Wednesday, July 27, 2011

The Department of Foreign Affairs

One of the most difficult jobs in the world today must be that of United States Ambassador to (insert name of country here). Your days would be filled with having to explain to incredulous audiences in your country of assignment why the government you represent is acting like a three-ring circus, except not in an entertaining way. You would have to smile and explain that this is just the give and take of representative, democratic government, and that the President and the 535 buffoons at the other end of Pennsylvania Avenue really aren't hell-bent on wrecking the country, deliberately ruining its economy and reputation, and making it look like Freedonia to the rest of the world.

That's one reason I'm not looking forward to our trip to Germany next month for Agnes's class reunion ... having to explain the slow-motion train wreck of our government to truly puzzled people who used to look up to us.

But let's get back to those poor, credentialed Ambassadors out there trying to represent the U.S. of A. They'll probably be trying to take some time out of their busy days to celebrate the birthday of what we know today as the Department of State.

Yes, Dear Readers, the State Department was was created on this date in 1789 when President George Washington signed a law establishing the United States Department of Foreign Affairs, making it the first federal agency created under the newly-adopted Constitution. The Department of Foreign Affairs had evolved from the previous Committee of Secret Correspondence, which was headed up by that acknowledged master of foreign affairs (wink, nudge), Benjamin Franklin.

At the time, the capitol of the United States was located in New York, and Congress was carrying out its business (they actually used to do that, you know) in New York City Hall. The Department of Foreign Affairs was headquartered at Fraunces Tavern, on Pearl Street in lower Manhattan, where the Treasury and War departments were also located. The Secretary of Foreign Affairs was given "the custody and charge of all records, books, and papers" of the government - essentially making him the archivist of the United States as well. In September 1789, the department was assigned additional duties and renamed the Department of State.
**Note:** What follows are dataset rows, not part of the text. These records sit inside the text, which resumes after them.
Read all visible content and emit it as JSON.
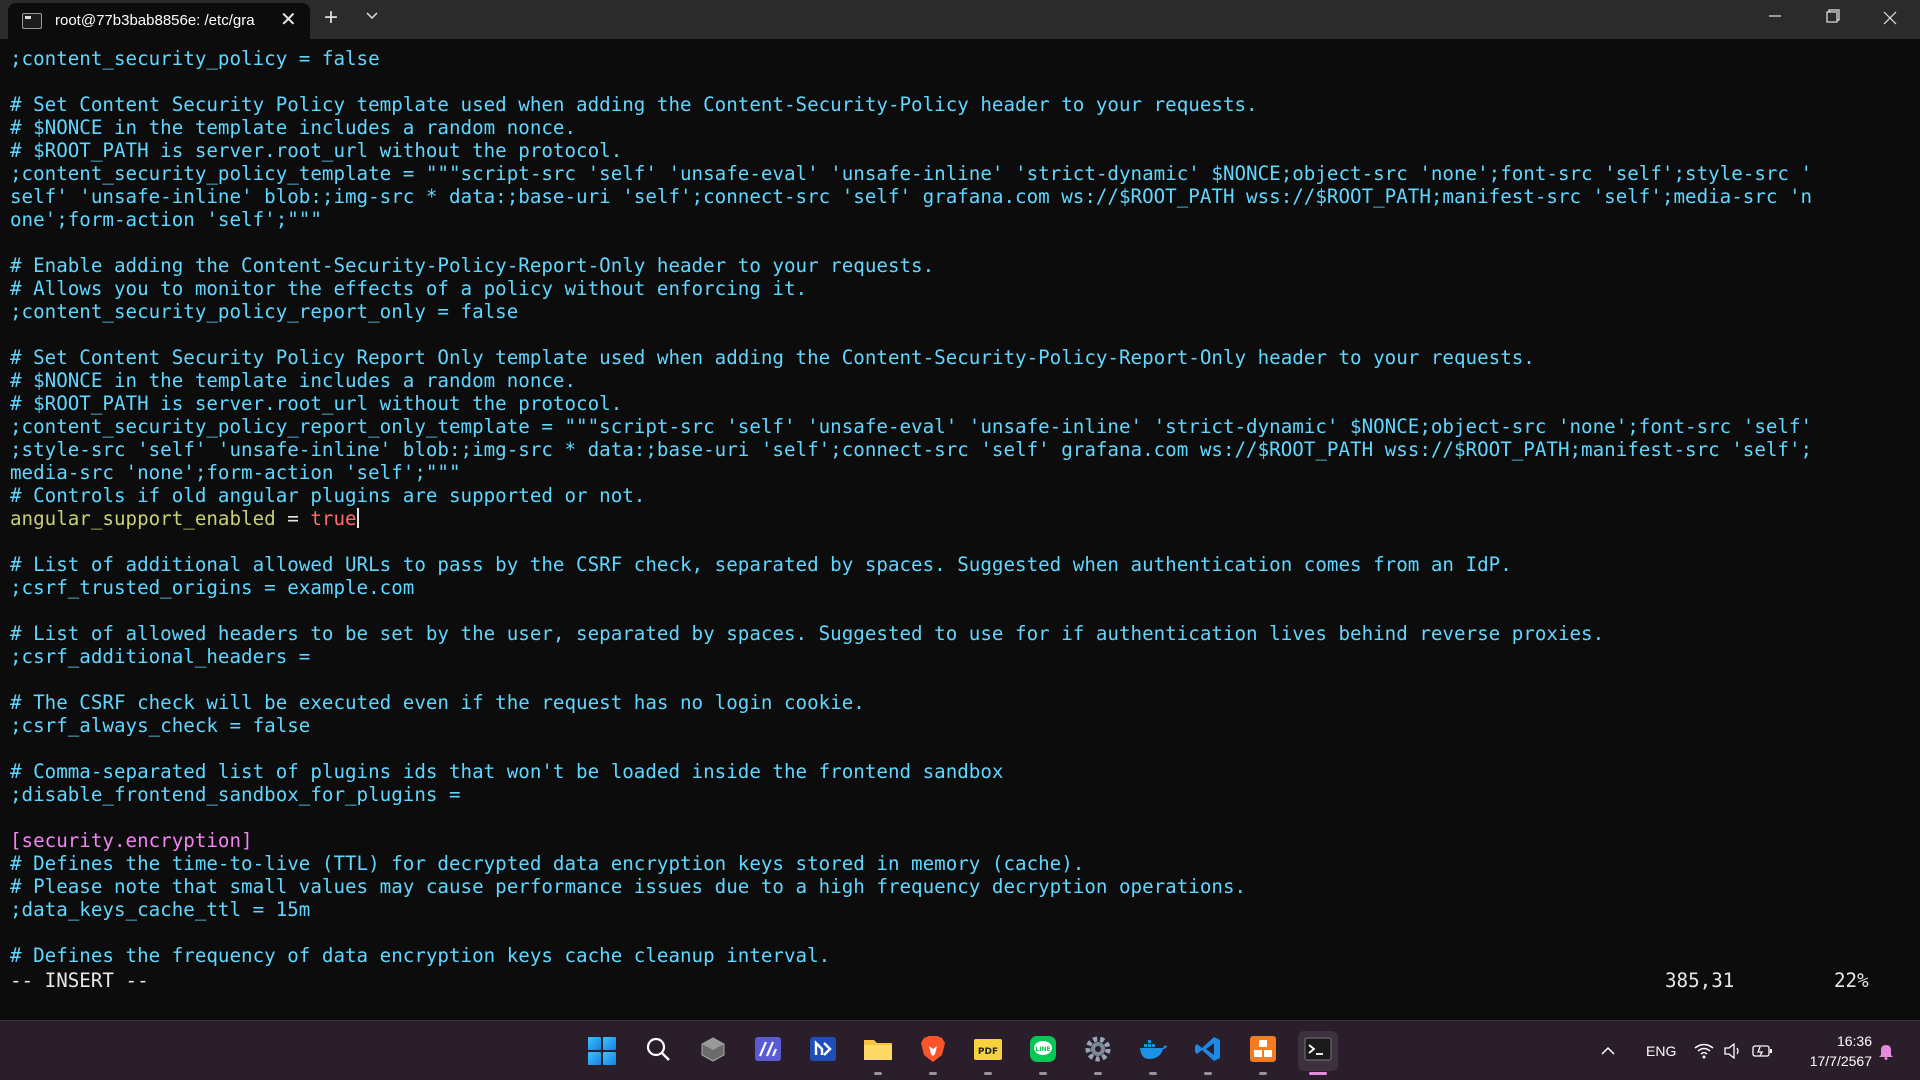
{
  "window": {
    "tab_title": "root@77b3bab8856e: /etc/gra",
    "new_tab_symbol": "+",
    "dropdown_symbol": "⌄",
    "close_tab_symbol": "✕",
    "minimize_symbol": "—",
    "maximize_symbol": "❐",
    "close_symbol": "✕"
  },
  "editor": {
    "lines": [
      {
        "t": ";content_security_policy = false",
        "c": "comment"
      },
      {
        "t": "",
        "c": "plain"
      },
      {
        "t": "# Set Content Security Policy template used when adding the Content-Security-Policy header to your requests.",
        "c": "comment"
      },
      {
        "t": "# $NONCE in the template includes a random nonce.",
        "c": "comment"
      },
      {
        "t": "# $ROOT_PATH is server.root_url without the protocol.",
        "c": "comment"
      },
      {
        "t": ";content_security_policy_template = \"\"\"script-src 'self' 'unsafe-eval' 'unsafe-inline' 'strict-dynamic' $NONCE;object-src 'none';font-src 'self';style-src '",
        "c": "comment"
      },
      {
        "t": "self' 'unsafe-inline' blob:;img-src * data:;base-uri 'self';connect-src 'self' grafana.com ws://$ROOT_PATH wss://$ROOT_PATH;manifest-src 'self';media-src 'n",
        "c": "comment"
      },
      {
        "t": "one';form-action 'self';\"\"\"",
        "c": "comment"
      },
      {
        "t": "",
        "c": "plain"
      },
      {
        "t": "# Enable adding the Content-Security-Policy-Report-Only header to your requests.",
        "c": "comment"
      },
      {
        "t": "# Allows you to monitor the effects of a policy without enforcing it.",
        "c": "comment"
      },
      {
        "t": ";content_security_policy_report_only = false",
        "c": "comment"
      },
      {
        "t": "",
        "c": "plain"
      },
      {
        "t": "# Set Content Security Policy Report Only template used when adding the Content-Security-Policy-Report-Only header to your requests.",
        "c": "comment"
      },
      {
        "t": "# $NONCE in the template includes a random nonce.",
        "c": "comment"
      },
      {
        "t": "# $ROOT_PATH is server.root_url without the protocol.",
        "c": "comment"
      },
      {
        "t": ";content_security_policy_report_only_template = \"\"\"script-src 'self' 'unsafe-eval' 'unsafe-inline' 'strict-dynamic' $NONCE;object-src 'none';font-src 'self'",
        "c": "comment"
      },
      {
        "t": ";style-src 'self' 'unsafe-inline' blob:;img-src * data:;base-uri 'self';connect-src 'self' grafana.com ws://$ROOT_PATH wss://$ROOT_PATH;manifest-src 'self';",
        "c": "comment"
      },
      {
        "t": "media-src 'none';form-action 'self';\"\"\"",
        "c": "comment"
      },
      {
        "t": "# Controls if old angular plugins are supported or not.",
        "c": "comment"
      },
      {
        "t": "",
        "c": "kv",
        "key": "angular_support_enabled",
        "eq": " = ",
        "val": "true"
      },
      {
        "t": "",
        "c": "plain"
      },
      {
        "t": "# List of additional allowed URLs to pass by the CSRF check, separated by spaces. Suggested when authentication comes from an IdP.",
        "c": "comment"
      },
      {
        "t": ";csrf_trusted_origins = example.com",
        "c": "comment"
      },
      {
        "t": "",
        "c": "plain"
      },
      {
        "t": "# List of allowed headers to be set by the user, separated by spaces. Suggested to use for if authentication lives behind reverse proxies.",
        "c": "comment"
      },
      {
        "t": ";csrf_additional_headers =",
        "c": "comment"
      },
      {
        "t": "",
        "c": "plain"
      },
      {
        "t": "# The CSRF check will be executed even if the request has no login cookie.",
        "c": "comment"
      },
      {
        "t": ";csrf_always_check = false",
        "c": "comment"
      },
      {
        "t": "",
        "c": "plain"
      },
      {
        "t": "# Comma-separated list of plugins ids that won't be loaded inside the frontend sandbox",
        "c": "comment"
      },
      {
        "t": ";disable_frontend_sandbox_for_plugins =",
        "c": "comment"
      },
      {
        "t": "",
        "c": "plain"
      },
      {
        "t": "[security.encryption]",
        "c": "section"
      },
      {
        "t": "# Defines the time-to-live (TTL) for decrypted data encryption keys stored in memory (cache).",
        "c": "comment"
      },
      {
        "t": "# Please note that small values may cause performance issues due to a high frequency decryption operations.",
        "c": "comment"
      },
      {
        "t": ";data_keys_cache_ttl = 15m",
        "c": "comment"
      },
      {
        "t": "",
        "c": "plain"
      },
      {
        "t": "# Defines the frequency of data encryption keys cache cleanup interval.",
        "c": "comment"
      }
    ],
    "status": {
      "mode": "-- INSERT --",
      "position": "385,31",
      "percent": "22%"
    }
  },
  "taskbar": {
    "apps": [
      {
        "name": "start-button",
        "icon": "windows-logo-icon",
        "active": false,
        "running": false
      },
      {
        "name": "search-button",
        "icon": "search-icon",
        "active": false,
        "running": false
      },
      {
        "name": "taskbar-app-1",
        "icon": "cube-icon",
        "active": false,
        "running": false
      },
      {
        "name": "taskbar-app-2",
        "icon": "slash-app-icon",
        "active": false,
        "running": false
      },
      {
        "name": "taskbar-app-3",
        "icon": "mx-app-icon",
        "active": false,
        "running": false
      },
      {
        "name": "file-explorer",
        "icon": "folder-icon",
        "active": false,
        "running": true
      },
      {
        "name": "brave-browser",
        "icon": "brave-lion-icon",
        "active": false,
        "running": true
      },
      {
        "name": "pdf-app",
        "icon": "pdf-icon",
        "active": false,
        "running": true
      },
      {
        "name": "line-app",
        "icon": "line-chat-icon",
        "active": false,
        "running": true
      },
      {
        "name": "settings-app",
        "icon": "gear-icon",
        "active": false,
        "running": true
      },
      {
        "name": "docker-app",
        "icon": "docker-whale-icon",
        "active": false,
        "running": true
      },
      {
        "name": "vscode-app",
        "icon": "vscode-icon",
        "active": false,
        "running": true
      },
      {
        "name": "taskbar-app-orange",
        "icon": "orange-boxes-icon",
        "active": false,
        "running": true
      },
      {
        "name": "terminal-app",
        "icon": "terminal-icon",
        "active": true,
        "running": true
      }
    ],
    "tray": {
      "chevron": "^",
      "language": "ENG",
      "time": "16:36",
      "date": "17/7/2567"
    }
  },
  "colors": {
    "comment": "#61d6ff",
    "section": "#f084f0",
    "key": "#c8d070",
    "value": "#ff6b6b",
    "background": "#0c0c0c"
  }
}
President Washington named Thomas Jefferson, who had been representing the United States in Paris, as the first Secretary of State. By the time Jefferson was able to return from Paris to take up his new job (in March, 1790), the State Department had moved to a new location in Philadelphia, Pennsylvania ... unless there happened to be a yellow fever epidemic, in which case the department operated out of Trenton, New Jersey.

Did you follow all that?

Today, the State Department is headed by Hillary Rodham Clinton, employs tens of thousands of people, and has embassies and/or consulates in every country except North Korea, Cuba, Bhutan, Iran, and Taiwan (to avoid irritating the somewhat larger China to the west). You can see a full list of U.S. embassies, consulates, and diplomatic missions here, and learn everything you wanted to know about the State Department here.

So, sail on, oh ship of state! Happy birthday! Enjoy all those foreign affairs, ha, ha. And good luck with explaining to the rest of the world why they should respect us when the government you represent looks like something out of ... well ...

Have a good day. More thoughts tomorrow.



Anonymous said...

I think it's a terrible insult to the Three Stooges to have been compared to the U.S. Congress.

Mike said...

Add 4 of these six to your list.

1 Microstates
1.1 Andorra
1.2 Liechtenstein
1.3 Malta
1.4 Monaco
1.5 San Marino
1.6 Vatican City and Holy See